(Beginning of DATA UNDER STUDY)
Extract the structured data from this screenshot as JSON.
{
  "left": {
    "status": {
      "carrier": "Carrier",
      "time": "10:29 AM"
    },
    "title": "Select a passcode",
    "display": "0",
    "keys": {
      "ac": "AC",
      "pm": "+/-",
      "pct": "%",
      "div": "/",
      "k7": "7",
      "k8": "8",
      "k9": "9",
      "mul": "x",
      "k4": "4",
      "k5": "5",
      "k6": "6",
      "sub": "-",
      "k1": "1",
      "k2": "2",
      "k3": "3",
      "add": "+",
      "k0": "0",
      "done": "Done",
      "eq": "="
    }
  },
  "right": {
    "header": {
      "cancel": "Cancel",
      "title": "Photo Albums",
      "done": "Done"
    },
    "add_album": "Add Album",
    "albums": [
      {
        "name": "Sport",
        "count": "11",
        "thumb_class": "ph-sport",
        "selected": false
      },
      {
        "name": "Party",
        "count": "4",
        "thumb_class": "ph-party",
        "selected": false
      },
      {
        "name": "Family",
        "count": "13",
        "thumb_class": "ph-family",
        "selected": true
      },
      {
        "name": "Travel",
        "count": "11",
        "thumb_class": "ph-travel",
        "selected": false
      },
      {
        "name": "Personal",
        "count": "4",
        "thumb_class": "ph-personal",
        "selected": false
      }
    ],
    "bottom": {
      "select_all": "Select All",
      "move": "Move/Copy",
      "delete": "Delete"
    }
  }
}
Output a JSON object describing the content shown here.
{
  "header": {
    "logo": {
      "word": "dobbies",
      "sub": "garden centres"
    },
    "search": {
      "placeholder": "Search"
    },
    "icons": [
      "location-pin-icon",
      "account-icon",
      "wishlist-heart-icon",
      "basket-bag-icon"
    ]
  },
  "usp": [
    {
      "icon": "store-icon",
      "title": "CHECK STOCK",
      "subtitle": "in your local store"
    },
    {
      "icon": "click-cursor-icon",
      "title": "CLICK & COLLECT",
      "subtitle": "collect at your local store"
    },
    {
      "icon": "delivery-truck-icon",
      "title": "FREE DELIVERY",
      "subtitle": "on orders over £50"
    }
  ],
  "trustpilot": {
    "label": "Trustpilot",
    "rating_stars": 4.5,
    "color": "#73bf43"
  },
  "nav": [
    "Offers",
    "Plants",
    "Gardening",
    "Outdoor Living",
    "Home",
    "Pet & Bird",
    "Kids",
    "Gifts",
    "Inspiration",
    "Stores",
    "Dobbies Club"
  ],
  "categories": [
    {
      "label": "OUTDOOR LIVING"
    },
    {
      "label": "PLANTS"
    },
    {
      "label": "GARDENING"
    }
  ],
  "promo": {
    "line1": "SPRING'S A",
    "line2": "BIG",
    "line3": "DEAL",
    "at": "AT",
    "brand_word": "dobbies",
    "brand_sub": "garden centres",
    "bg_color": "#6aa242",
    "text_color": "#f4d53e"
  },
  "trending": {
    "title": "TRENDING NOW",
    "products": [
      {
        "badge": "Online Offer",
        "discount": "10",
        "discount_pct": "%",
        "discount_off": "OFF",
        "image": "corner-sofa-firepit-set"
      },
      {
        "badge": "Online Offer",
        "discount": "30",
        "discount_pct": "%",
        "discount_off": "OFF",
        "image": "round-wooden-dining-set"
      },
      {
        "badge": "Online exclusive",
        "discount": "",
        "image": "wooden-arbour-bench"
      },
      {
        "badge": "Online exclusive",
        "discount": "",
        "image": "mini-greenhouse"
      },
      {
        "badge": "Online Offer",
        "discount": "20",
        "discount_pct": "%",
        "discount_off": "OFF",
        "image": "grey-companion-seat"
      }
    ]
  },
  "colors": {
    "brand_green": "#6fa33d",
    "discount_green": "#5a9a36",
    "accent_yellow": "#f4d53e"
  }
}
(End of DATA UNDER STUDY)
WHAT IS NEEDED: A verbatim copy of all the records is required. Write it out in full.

EXERCISE RESULT:
Extract the structured data from this screenshot as JSON.
{
  "left": {
    "status": {
      "carrier": "Carrier",
      "time": "10:29 AM"
    },
    "title": "Select a passcode",
    "display": "0",
    "keys": {
      "ac": "AC",
      "pm": "+/-",
      "pct": "%",
      "div": "/",
      "k7": "7",
      "k8": "8",
      "k9": "9",
      "mul": "x",
      "k4": "4",
      "k5": "5",
      "k6": "6",
      "sub": "-",
      "k1": "1",
      "k2": "2",
      "k3": "3",
      "add": "+",
      "k0": "0",
      "done": "Done",
      "eq": "="
    }
  },
  "right": {
    "header": {
      "cancel": "Cancel",
      "title": "Photo Albums",
      "done": "Done"
    },
    "add_album": "Add Album",
    "albums": [
      {
        "name": "Sport",
        "count": "11",
        "thumb_class": "ph-sport",
        "selected": false
      },
      {
        "name": "Party",
        "count": "4",
        "thumb_class": "ph-party",
        "selected": false
      },
      {
        "name": "Family",
        "count": "13",
        "thumb_class": "ph-family",
        "selected": true
      },
      {
        "name": "Travel",
        "count": "11",
        "thumb_class": "ph-travel",
        "selected": false
      },
      {
        "name": "Personal",
        "count": "4",
        "thumb_class": "ph-personal",
        "selected": false
      }
    ],
    "bottom": {
      "select_all": "Select All",
      "move": "Move/Copy",
      "delete": "Delete"
    }
  }
}
Output a JSON object describing the content shown here.
{
  "header": {
    "logo": {
      "word": "dobbies",
      "sub": "garden centres"
    },
    "search": {
      "placeholder": "Search"
    },
    "icons": [
      "location-pin-icon",
      "account-icon",
      "wishlist-heart-icon",
      "basket-bag-icon"
    ]
  },
  "usp": [
    {
      "icon": "store-icon",
      "title": "CHECK STOCK",
      "subtitle": "in your local store"
    },
    {
      "icon": "click-cursor-icon",
      "title": "CLICK & COLLECT",
      "subtitle": "collect at your local store"
    },
    {
      "icon": "delivery-truck-icon",
      "title": "FREE DELIVERY",
      "subtitle": "on orders over £50"
    }
  ],
  "trustpilot": {
    "label": "Trustpilot",
    "rating_stars": 4.5,
    "color": "#73bf43"
  },
  "nav": [
    "Offers",
    "Plants",
    "Gardening",
    "Outdoor Living",
    "Home",
    "Pet & Bird",
    "Kids",
    "Gifts",
    "Inspiration",
    "Stores",
    "Dobbies Club"
  ],
  "categories": [
    {
      "label": "OUTDOOR LIVING"
    },
    {
      "label": "PLANTS"
    },
    {
      "label": "GARDENING"
    }
  ],
  "promo": {
    "line1": "SPRING'S A",
    "line2": "BIG",
    "line3": "DEAL",
    "at": "AT",
    "brand_word": "dobbies",
    "brand_sub": "garden centres",
    "bg_color": "#6aa242",
    "text_color": "#f4d53e"
  },
  "trending": {
    "title": "TRENDING NOW",
    "products": [
      {
        "badge": "Online Offer",
        "discount": "10",
        "discount_pct": "%",
        "discount_off": "OFF",
        "image": "corner-sofa-firepit-set"
      },
      {
        "badge": "Online Offer",
        "discount": "30",
        "discount_pct": "%",
        "discount_off": "OFF",
        "image": "round-wooden-dining-set"
      },
      {
        "badge": "Online exclusive",
        "discount": "",
        "image": "wooden-arbour-bench"
      },
      {
        "badge": "Online exclusive",
        "discount": "",
        "image": "mini-greenhouse"
      },
      {
        "badge": "Online Offer",
        "discount": "20",
        "discount_pct": "%",
        "discount_off": "OFF",
        "image": "grey-companion-seat"
      }
    ]
  },
  "colors": {
    "brand_green": "#6fa33d",
    "discount_green": "#5a9a36",
    "accent_yellow": "#f4d53e"
  }
}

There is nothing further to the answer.